With our remaining energy, we took a stroll down Rothschild, a long, wide avenue with dedicated walking lanes that were popular among other walkers, runners, and dog owners.

Food plays an important role in our travel arrangements, as its such a key part of the cultural experience. Before we even grabbed dinner, we checked out a neighborhood grocery store - one of the best avenues to learn about how locals live.

Along with the brightly-colored fresh produce, I was attracted by the dozens of baskets hanging from the ceiling.

Our dinner destination was at Miznon - a bustling pita shop located at 23 Ben Yehuda, started by a Michelin star chef. 

The menu (detailed on the chalkboard above the counter) isn't the most traditional (N got a steak and eggs pita and I got a ratatouille pita), but we love anything that mimics shawarma, so this place fit the bill.

Along with our pitas, we ordered baked yams and a head of roasted cauliflower - their specialty.

The food was so incredibly rich in flavor, that I couldn't stop devouring it, even though we had certainly over-ordered. I left absolutely stuffed.  

Vacation had begun.

But what had nearly ended was our stay in Tel Aviv. We regret not devoting more time to this young, modern, interesting city, especially after walking along the beach promenade at night, seeing the after-work crowd get in their evening run or weeknight game of beach volleyball. 

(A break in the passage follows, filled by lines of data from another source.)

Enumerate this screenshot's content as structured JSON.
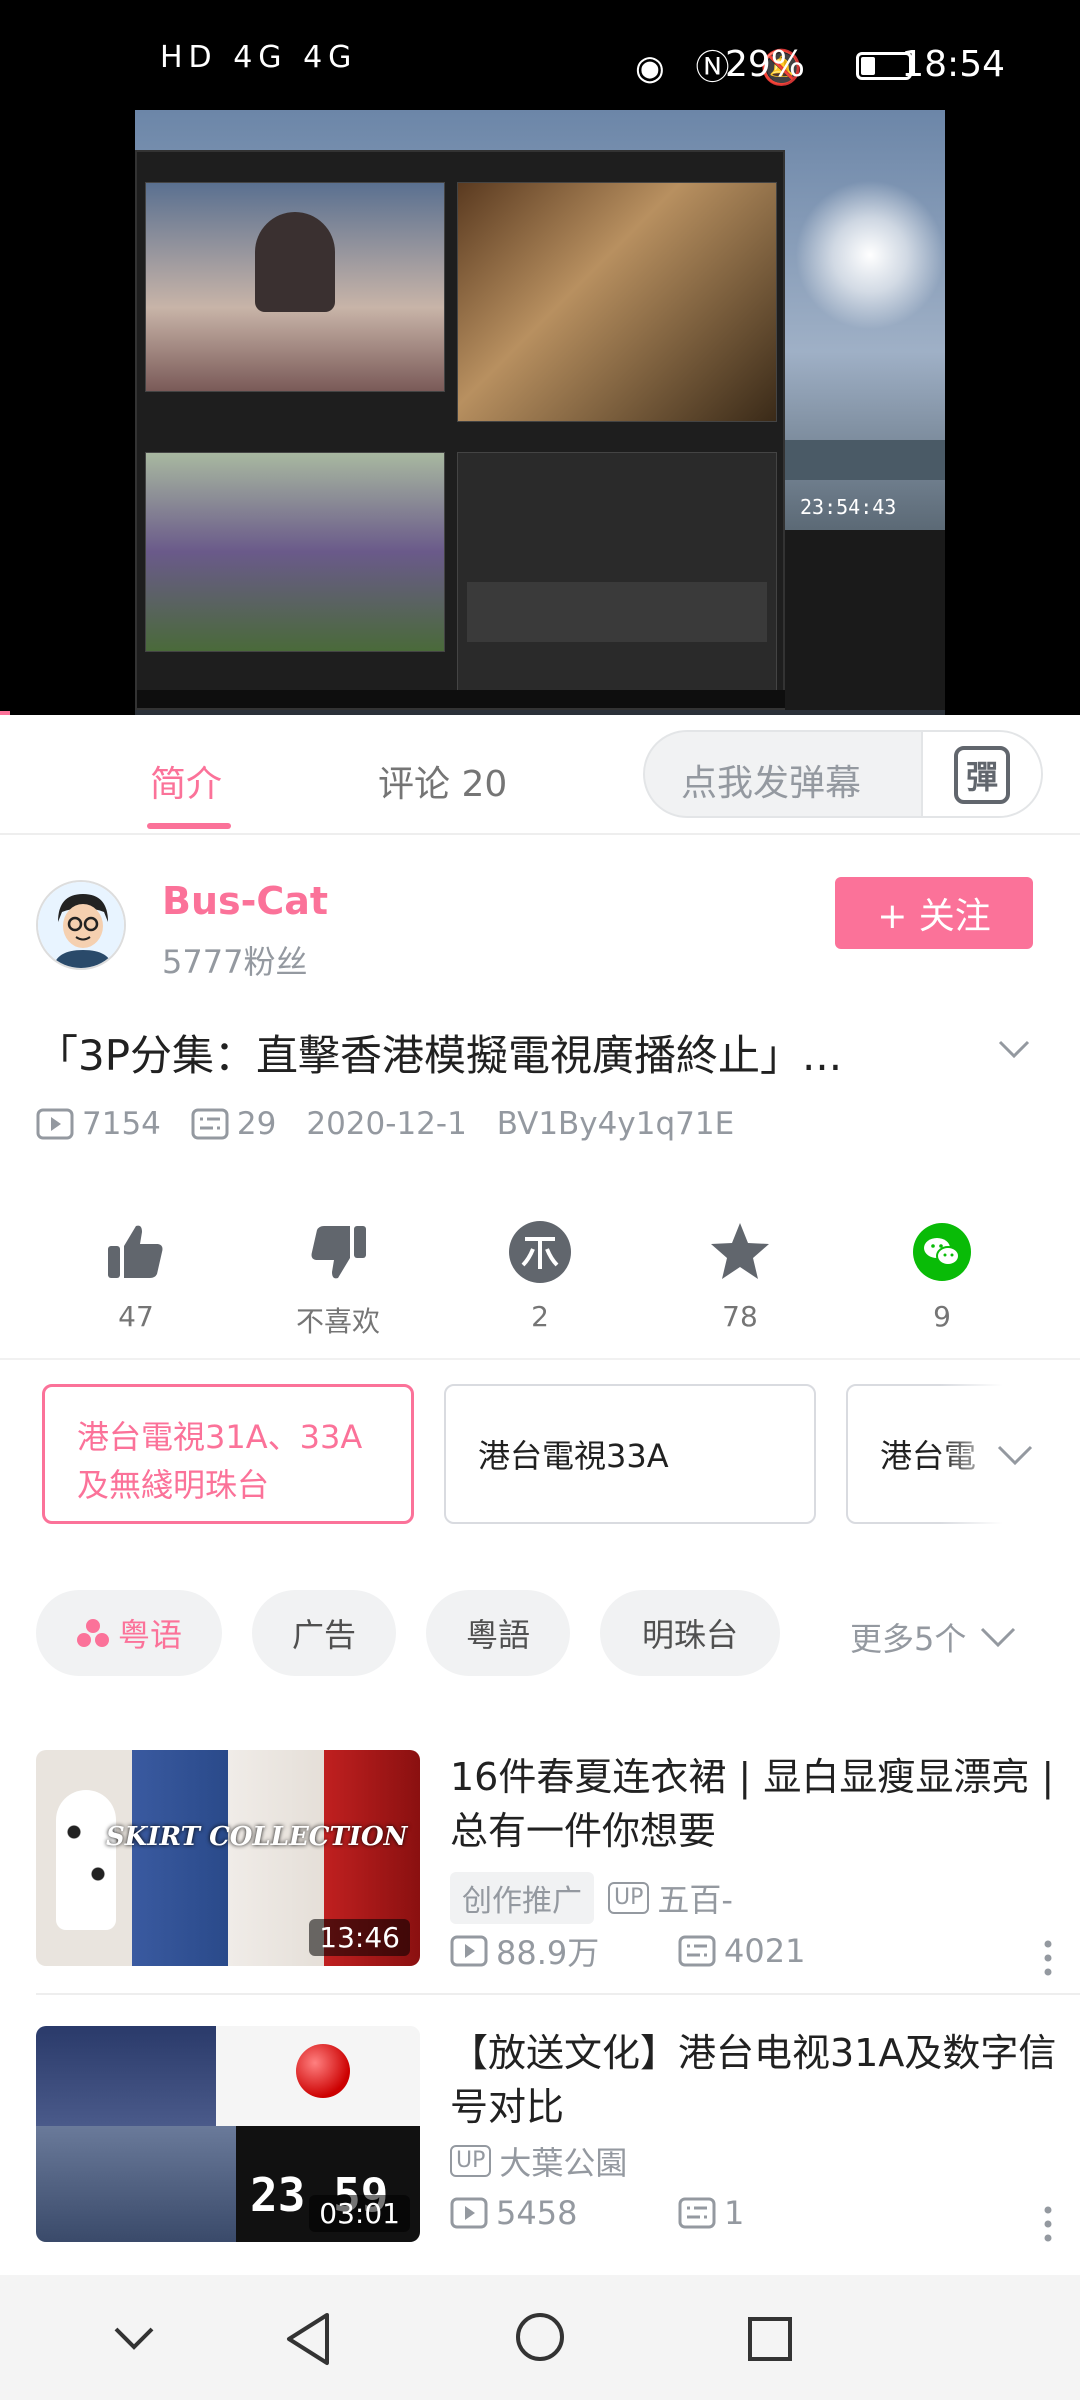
{
  "status_bar": {
    "left_icons": "HD 4G 4G",
    "battery": "29%",
    "time": "18:54"
  },
  "video": {
    "overlay_clock": "23:54:43"
  },
  "tabs": [
    {
      "label": "简介"
    },
    {
      "label": "评论 20"
    }
  ],
  "danmaku": {
    "placeholder": "点我发弹幕",
    "button": "彈"
  },
  "author": {
    "name": "Bus-Cat",
    "fans": "5777粉丝",
    "follow_label": "+ 关注"
  },
  "video_info": {
    "title": "「3P分集：直擊香港模擬電視廣播終止」...",
    "views": "7154",
    "danmaku_count": "29",
    "date": "2020-12-1",
    "bvid": "BV1By4y1q71E"
  },
  "actions": [
    {
      "name": "like",
      "value": "47"
    },
    {
      "name": "dislike",
      "value": "不喜欢"
    },
    {
      "name": "coin",
      "value": "2"
    },
    {
      "name": "favorite",
      "value": "78"
    },
    {
      "name": "share",
      "value": "9"
    }
  ],
  "episodes": [
    {
      "label": "港台電視31A、33A及無綫明珠台"
    },
    {
      "label": "港台電視33A"
    },
    {
      "label": "港台電"
    }
  ],
  "tags": [
    {
      "label": "粤语"
    },
    {
      "label": "广告"
    },
    {
      "label": "粵語"
    },
    {
      "label": "明珠台"
    }
  ],
  "more_tags": "更多5个",
  "recommendations": [
    {
      "title": "16件春夏连衣裙 | 显白显瘦显漂亮 | 总有一件你想要",
      "duration": "13:46",
      "promo": "创作推广",
      "up": "五百-",
      "views": "88.9万",
      "danmaku": "4021",
      "thumb_text": "SKIRT COLLECTION"
    },
    {
      "title": "【放送文化】港台电视31A及数字信号对比",
      "duration": "03:01",
      "up": "大葉公園",
      "views": "5458",
      "danmaku": "1",
      "thumb_text": "23 59 15"
    }
  ],
  "colors": {
    "accent": "#fb7299",
    "muted": "#9499a0",
    "wechat": "#09bb07"
  }
}
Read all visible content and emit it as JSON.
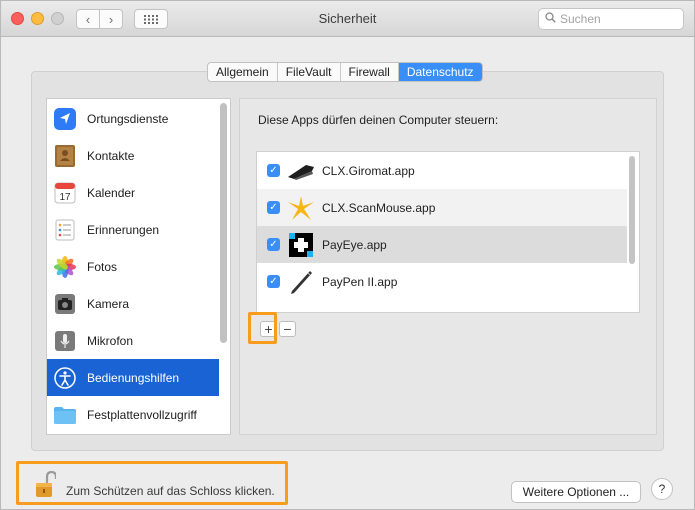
{
  "window": {
    "title": "Sicherheit"
  },
  "search": {
    "placeholder": "Suchen"
  },
  "tabs": [
    {
      "label": "Allgemein",
      "active": false
    },
    {
      "label": "FileVault",
      "active": false
    },
    {
      "label": "Firewall",
      "active": false
    },
    {
      "label": "Datenschutz",
      "active": true
    }
  ],
  "sidebar": {
    "items": [
      {
        "label": "Ortungsdienste",
        "icon": "location-arrow-icon",
        "selected": false
      },
      {
        "label": "Kontakte",
        "icon": "contacts-book-icon",
        "selected": false
      },
      {
        "label": "Kalender",
        "icon": "calendar-icon",
        "selected": false
      },
      {
        "label": "Erinnerungen",
        "icon": "reminders-icon",
        "selected": false
      },
      {
        "label": "Fotos",
        "icon": "photos-flower-icon",
        "selected": false
      },
      {
        "label": "Kamera",
        "icon": "camera-icon",
        "selected": false
      },
      {
        "label": "Mikrofon",
        "icon": "microphone-icon",
        "selected": false
      },
      {
        "label": "Bedienungshilfen",
        "icon": "accessibility-icon",
        "selected": true
      },
      {
        "label": "Festplattenvollzugriff",
        "icon": "folder-icon",
        "selected": false
      }
    ]
  },
  "main": {
    "heading": "Diese Apps dürfen deinen Computer steuern:",
    "apps": [
      {
        "name": "CLX.Giromat.app",
        "checked": true,
        "icon": "giromat-device-icon"
      },
      {
        "name": "CLX.ScanMouse.app",
        "checked": true,
        "icon": "scanmouse-star-icon"
      },
      {
        "name": "PayEye.app",
        "checked": true,
        "icon": "payeye-icon"
      },
      {
        "name": "PayPen II.app",
        "checked": true,
        "icon": "paypen-icon"
      }
    ],
    "add_label": "+",
    "remove_label": "−"
  },
  "footer": {
    "lock_text": "Zum Schützen auf das Schloss klicken.",
    "more_options_label": "Weitere Optionen ...",
    "help_label": "?"
  },
  "colors": {
    "accent": "#3a8ef7",
    "selection": "#1a63d5",
    "highlight": "#f79c1c"
  }
}
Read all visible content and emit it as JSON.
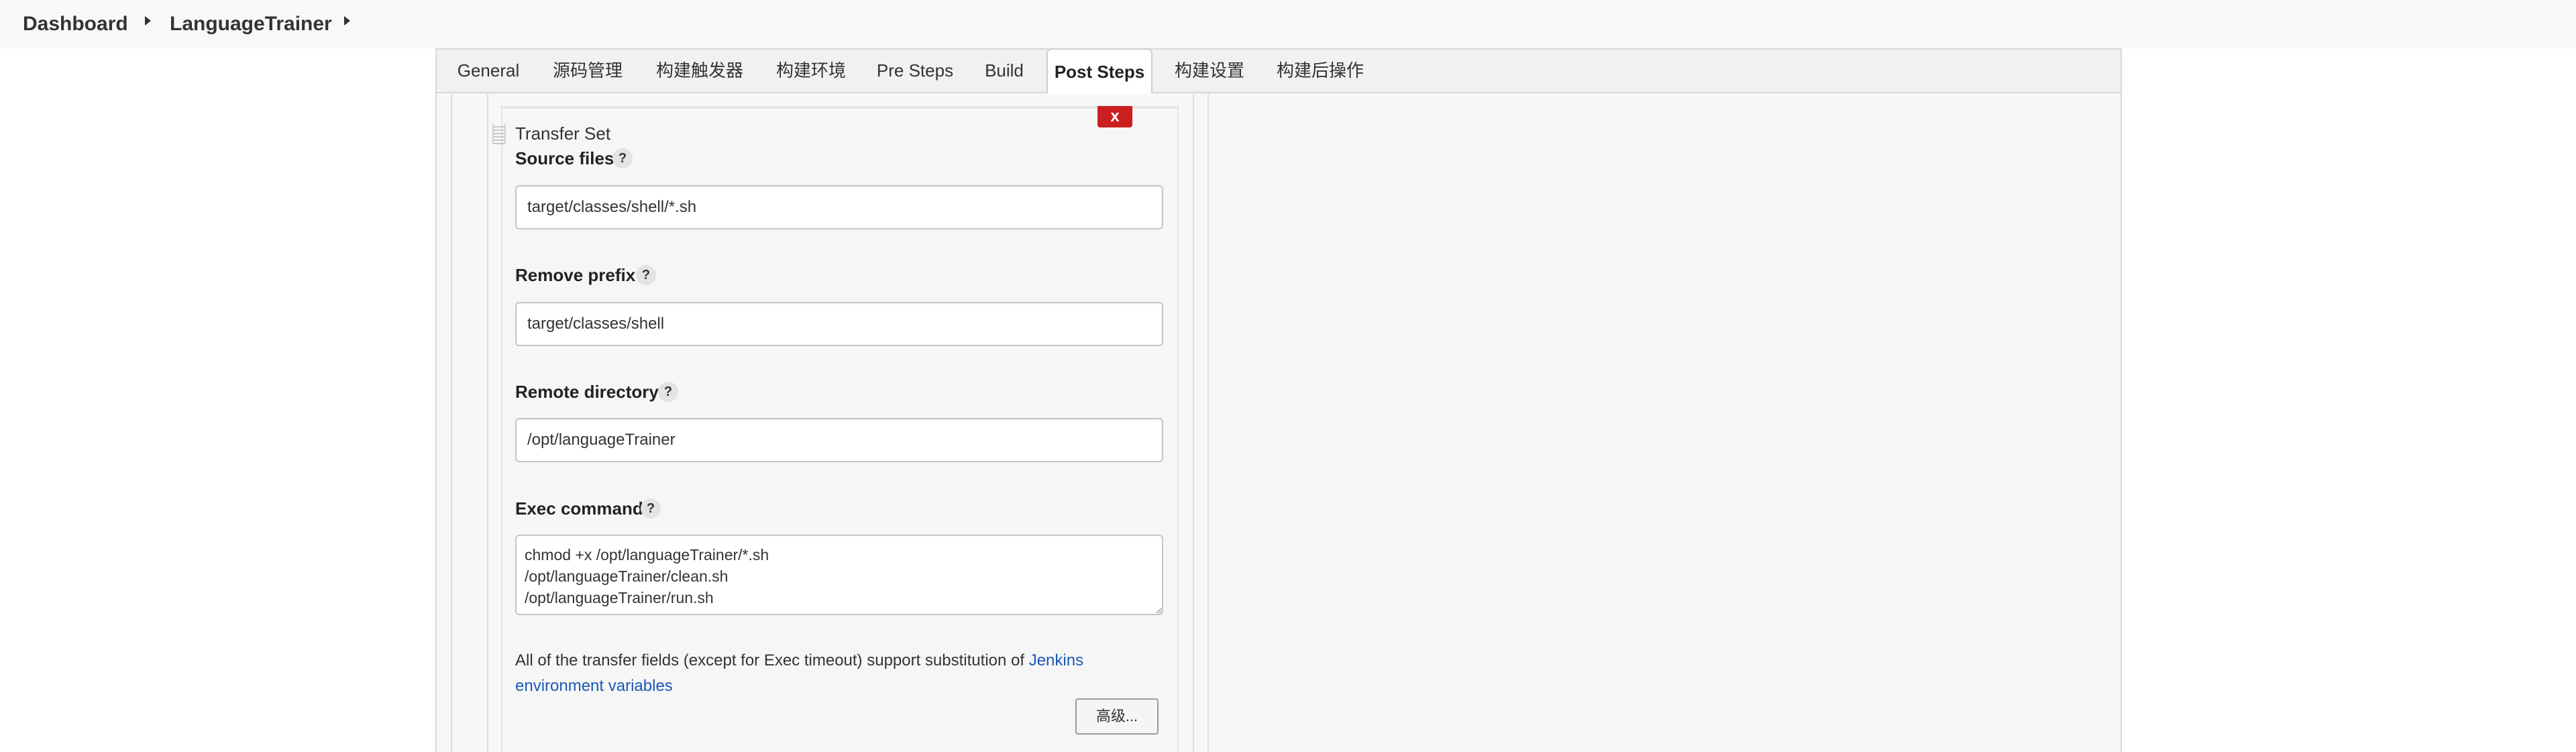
{
  "breadcrumb": {
    "items": [
      "Dashboard",
      "LanguageTrainer"
    ]
  },
  "tabs": [
    {
      "label": "General"
    },
    {
      "label": "源码管理"
    },
    {
      "label": "构建触发器"
    },
    {
      "label": "构建环境"
    },
    {
      "label": "Pre Steps"
    },
    {
      "label": "Build"
    },
    {
      "label": "Post Steps",
      "active": true
    },
    {
      "label": "构建设置"
    },
    {
      "label": "构建后操作"
    }
  ],
  "transfer_set": {
    "title": "Transfer Set",
    "delete_label": "x",
    "help_icon": "?",
    "source_files": {
      "label": "Source files",
      "value": "target/classes/shell/*.sh"
    },
    "remove_prefix": {
      "label": "Remove prefix",
      "value": "target/classes/shell"
    },
    "remote_directory": {
      "label": "Remote directory",
      "value": "/opt/languageTrainer"
    },
    "exec_command": {
      "label": "Exec command",
      "value": "chmod +x /opt/languageTrainer/*.sh\n/opt/languageTrainer/clean.sh\n/opt/languageTrainer/run.sh"
    },
    "note_text": "All of the transfer fields (except for Exec timeout) support substitution of ",
    "note_link": "Jenkins environment variables",
    "advanced_label": "高级..."
  },
  "colors": {
    "accent_link": "#1b58b8",
    "delete_red": "#cc1f1f"
  }
}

The next morning, our plan was to eat breakfast, hop on a van, and start our tour of Northern Israel. Everything was going according to plan, until shortly after I took this photograph:

Yes, the mural is a bit strange.
I took a seat on of the white chairs you see in the photo and started to eat my breakfast, but before doing so, I started to remove my cross-body camera bag, not realizing that the top was unzipped...

...and my new camera - the camera that replaced my first DSLR that quit on me in Chicago - fell out of the bag, hit the edge of the chair, and landed in two pieces on the floor.

Well actually, the two pieces were the camera body and the lens, which had all but completely snapped off the camera body, leaving behind the attachment ring which was still connected to the camera while still hanging on by a thread to the lens.

I started dry heaving.

Less than 24 hours into our Israel Trek and off to an eventful start indeed!

More tales of our trip around the Holy Land to come.

For more Tel Aviv photos, click here.


  1. great writing, as always! can't wait to hear more!

  2. I totally agree with Katie! You could put all of your posts together in a lovely thick glossy book with your pictures and I would totally buy it and thoroughly enjoy reading it from start to finish!!

    1. Ha! You two are too sweet. Writing a book sounds fun, but given my track record, it probably wouldn't be finished any time soon! :)